Given records:
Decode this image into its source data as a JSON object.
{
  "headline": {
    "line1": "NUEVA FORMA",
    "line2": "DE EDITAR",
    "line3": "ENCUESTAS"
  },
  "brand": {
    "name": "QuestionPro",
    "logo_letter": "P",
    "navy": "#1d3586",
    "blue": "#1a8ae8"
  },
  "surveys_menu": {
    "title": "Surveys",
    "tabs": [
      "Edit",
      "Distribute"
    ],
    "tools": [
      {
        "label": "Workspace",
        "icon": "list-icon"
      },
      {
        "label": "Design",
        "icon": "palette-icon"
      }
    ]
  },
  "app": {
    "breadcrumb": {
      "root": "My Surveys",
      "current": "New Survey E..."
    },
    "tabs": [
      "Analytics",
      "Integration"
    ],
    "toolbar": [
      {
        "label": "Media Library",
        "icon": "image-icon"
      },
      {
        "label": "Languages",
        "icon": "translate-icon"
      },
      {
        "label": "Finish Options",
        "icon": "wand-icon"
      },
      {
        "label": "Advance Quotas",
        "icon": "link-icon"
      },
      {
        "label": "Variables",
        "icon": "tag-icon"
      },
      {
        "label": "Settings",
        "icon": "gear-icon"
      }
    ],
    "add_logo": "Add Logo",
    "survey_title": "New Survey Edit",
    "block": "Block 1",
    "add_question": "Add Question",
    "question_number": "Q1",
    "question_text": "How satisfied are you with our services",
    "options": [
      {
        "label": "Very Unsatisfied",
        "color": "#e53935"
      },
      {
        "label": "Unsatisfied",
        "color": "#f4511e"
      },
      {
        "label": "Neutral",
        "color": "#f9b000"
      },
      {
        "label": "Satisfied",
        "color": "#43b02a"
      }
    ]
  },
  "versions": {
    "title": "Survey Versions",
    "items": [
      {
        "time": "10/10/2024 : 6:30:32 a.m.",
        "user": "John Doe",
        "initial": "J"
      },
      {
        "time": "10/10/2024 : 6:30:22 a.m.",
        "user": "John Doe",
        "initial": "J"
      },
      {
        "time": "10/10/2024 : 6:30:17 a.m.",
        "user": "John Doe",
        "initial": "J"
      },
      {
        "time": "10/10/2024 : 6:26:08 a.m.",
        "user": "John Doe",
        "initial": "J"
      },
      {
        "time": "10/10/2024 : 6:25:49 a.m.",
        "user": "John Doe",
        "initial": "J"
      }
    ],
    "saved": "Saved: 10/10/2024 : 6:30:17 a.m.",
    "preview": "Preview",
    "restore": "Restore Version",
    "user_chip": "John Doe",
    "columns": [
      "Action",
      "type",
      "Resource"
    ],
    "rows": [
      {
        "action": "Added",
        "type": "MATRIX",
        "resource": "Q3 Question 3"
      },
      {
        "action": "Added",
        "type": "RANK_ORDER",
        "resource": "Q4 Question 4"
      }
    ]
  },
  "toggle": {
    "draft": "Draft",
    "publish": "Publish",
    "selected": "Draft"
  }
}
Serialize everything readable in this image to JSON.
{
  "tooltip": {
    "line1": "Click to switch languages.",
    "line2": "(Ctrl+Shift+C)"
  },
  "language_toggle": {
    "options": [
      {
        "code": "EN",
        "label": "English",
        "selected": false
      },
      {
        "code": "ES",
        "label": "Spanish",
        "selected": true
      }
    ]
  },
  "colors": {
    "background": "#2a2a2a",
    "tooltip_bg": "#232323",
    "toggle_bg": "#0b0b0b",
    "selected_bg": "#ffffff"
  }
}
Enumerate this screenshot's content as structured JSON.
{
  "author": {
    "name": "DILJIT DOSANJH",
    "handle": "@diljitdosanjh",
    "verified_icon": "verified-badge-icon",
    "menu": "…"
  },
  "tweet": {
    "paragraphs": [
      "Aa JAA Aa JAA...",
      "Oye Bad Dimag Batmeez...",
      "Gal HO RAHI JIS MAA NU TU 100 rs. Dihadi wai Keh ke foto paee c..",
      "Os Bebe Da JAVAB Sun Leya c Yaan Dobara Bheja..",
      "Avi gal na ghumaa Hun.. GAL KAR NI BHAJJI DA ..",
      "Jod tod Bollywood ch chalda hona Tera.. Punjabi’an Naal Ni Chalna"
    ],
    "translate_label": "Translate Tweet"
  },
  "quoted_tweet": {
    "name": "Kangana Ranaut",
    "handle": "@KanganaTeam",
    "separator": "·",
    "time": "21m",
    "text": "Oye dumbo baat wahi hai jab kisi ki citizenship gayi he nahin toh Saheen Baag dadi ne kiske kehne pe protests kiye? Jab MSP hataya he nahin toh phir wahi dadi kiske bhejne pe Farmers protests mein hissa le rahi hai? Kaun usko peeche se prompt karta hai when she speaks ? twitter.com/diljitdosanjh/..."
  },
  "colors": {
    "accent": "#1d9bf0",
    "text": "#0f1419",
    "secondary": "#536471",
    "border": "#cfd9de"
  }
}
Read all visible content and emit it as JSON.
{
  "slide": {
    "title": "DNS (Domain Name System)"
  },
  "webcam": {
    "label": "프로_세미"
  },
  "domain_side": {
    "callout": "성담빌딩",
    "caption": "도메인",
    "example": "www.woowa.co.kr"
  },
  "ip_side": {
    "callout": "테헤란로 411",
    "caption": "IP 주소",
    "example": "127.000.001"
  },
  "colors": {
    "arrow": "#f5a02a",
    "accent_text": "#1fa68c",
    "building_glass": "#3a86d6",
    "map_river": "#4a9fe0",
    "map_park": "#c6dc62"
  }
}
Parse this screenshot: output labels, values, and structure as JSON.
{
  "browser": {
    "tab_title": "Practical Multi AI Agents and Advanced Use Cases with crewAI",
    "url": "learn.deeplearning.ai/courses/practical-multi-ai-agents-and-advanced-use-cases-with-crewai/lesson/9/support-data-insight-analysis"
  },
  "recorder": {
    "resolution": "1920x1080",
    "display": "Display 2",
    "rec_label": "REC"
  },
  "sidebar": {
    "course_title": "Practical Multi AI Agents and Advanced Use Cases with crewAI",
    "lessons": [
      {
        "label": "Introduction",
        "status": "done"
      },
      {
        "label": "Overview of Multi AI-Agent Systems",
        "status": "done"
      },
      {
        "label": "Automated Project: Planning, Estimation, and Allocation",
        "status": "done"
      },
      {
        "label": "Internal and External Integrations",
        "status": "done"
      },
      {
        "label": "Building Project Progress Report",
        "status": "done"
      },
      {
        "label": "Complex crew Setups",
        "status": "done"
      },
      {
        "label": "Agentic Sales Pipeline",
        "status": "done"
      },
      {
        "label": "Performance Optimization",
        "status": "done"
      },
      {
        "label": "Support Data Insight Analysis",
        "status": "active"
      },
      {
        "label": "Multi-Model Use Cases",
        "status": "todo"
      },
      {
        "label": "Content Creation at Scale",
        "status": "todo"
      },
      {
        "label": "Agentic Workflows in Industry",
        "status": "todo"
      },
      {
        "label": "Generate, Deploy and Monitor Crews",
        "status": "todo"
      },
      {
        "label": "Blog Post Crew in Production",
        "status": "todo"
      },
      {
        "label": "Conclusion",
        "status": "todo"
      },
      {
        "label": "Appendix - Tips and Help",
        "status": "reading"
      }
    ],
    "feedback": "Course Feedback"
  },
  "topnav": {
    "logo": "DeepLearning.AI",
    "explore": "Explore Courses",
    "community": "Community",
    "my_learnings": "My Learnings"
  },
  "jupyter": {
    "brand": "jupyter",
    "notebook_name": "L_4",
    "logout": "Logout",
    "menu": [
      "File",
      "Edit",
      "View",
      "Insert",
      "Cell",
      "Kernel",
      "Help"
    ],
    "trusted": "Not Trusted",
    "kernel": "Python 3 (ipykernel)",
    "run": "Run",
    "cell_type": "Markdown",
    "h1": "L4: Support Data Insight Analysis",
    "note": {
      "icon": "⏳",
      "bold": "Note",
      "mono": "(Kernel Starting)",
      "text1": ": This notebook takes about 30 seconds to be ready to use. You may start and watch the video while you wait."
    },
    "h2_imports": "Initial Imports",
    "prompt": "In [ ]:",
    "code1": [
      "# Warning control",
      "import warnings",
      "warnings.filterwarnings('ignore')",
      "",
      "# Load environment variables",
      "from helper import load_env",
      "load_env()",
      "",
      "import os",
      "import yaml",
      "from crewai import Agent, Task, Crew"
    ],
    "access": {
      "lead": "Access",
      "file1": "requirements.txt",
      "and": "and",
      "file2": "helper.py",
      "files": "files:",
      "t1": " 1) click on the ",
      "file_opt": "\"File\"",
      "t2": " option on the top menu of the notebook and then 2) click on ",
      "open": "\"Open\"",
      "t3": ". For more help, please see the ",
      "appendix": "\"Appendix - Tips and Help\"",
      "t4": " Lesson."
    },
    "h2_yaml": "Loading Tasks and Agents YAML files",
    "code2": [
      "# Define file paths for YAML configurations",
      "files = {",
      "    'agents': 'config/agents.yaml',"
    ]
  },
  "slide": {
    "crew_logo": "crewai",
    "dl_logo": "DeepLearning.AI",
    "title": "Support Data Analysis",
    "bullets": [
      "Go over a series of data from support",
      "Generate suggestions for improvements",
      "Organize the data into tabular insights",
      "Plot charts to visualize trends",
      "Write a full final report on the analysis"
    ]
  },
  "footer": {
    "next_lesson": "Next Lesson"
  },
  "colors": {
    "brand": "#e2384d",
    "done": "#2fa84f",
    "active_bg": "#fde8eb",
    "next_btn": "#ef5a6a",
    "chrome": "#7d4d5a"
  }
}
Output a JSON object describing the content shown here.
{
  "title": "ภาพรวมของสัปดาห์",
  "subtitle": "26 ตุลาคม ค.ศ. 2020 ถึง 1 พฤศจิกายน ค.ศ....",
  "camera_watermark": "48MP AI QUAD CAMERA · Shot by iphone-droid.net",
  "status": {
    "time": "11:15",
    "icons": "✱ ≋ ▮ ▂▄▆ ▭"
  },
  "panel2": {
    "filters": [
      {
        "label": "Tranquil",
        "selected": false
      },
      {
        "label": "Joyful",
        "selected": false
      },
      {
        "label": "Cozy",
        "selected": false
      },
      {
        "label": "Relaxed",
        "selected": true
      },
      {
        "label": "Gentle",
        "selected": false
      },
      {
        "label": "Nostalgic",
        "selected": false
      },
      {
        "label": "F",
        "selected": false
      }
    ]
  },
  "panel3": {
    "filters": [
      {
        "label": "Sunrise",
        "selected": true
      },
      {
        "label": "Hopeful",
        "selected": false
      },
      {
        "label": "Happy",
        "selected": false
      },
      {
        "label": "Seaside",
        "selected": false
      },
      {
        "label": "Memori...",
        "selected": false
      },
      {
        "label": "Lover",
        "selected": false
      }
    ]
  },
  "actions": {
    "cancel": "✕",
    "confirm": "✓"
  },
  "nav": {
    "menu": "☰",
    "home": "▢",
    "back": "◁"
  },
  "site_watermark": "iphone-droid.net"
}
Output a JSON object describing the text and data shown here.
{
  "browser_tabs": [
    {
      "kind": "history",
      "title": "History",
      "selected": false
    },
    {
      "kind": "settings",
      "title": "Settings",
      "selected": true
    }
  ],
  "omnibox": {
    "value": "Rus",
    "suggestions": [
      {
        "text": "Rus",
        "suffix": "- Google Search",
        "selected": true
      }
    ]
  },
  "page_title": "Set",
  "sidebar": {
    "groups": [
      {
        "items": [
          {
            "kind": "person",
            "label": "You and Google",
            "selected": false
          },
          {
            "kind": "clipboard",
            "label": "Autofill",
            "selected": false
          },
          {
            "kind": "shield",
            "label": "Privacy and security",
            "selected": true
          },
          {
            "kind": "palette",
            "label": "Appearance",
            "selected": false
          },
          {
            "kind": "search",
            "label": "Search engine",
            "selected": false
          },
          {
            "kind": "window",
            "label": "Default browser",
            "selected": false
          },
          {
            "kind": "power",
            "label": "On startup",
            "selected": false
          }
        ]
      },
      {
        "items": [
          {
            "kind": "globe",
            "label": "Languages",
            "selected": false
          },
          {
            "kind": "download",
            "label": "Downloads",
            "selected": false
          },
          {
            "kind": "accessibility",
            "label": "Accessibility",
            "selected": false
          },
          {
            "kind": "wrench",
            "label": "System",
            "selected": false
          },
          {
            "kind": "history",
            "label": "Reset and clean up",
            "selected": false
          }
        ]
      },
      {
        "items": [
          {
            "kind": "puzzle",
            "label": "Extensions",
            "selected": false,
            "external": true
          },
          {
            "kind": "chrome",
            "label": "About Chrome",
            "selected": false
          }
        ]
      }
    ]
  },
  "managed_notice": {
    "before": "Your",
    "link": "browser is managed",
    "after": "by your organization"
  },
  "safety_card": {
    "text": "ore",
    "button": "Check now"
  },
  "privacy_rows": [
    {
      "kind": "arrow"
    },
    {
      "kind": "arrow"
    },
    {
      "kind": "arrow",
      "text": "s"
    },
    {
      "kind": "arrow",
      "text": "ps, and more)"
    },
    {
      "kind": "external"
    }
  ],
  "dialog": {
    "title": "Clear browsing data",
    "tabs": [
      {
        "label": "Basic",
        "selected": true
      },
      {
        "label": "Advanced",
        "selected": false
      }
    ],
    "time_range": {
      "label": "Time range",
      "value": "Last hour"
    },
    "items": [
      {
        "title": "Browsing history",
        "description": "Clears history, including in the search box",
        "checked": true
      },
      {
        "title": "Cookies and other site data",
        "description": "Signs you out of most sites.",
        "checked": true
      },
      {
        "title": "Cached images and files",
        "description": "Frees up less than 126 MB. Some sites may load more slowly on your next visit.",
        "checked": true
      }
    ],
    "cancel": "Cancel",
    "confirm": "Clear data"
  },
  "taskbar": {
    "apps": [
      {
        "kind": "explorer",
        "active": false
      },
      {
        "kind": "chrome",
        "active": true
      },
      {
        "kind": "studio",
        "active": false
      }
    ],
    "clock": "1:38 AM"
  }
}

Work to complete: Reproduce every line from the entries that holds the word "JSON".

Result of this task:
Decode this image into its source data as a JSON object.
Serialize everything readable in this image to JSON.
Enumerate this screenshot's content as structured JSON.
Read all visible content and emit it as JSON.
Parse this screenshot: output labels, values, and structure as JSON.
Output a JSON object describing the content shown here.
Output a JSON object describing the text and data shown here.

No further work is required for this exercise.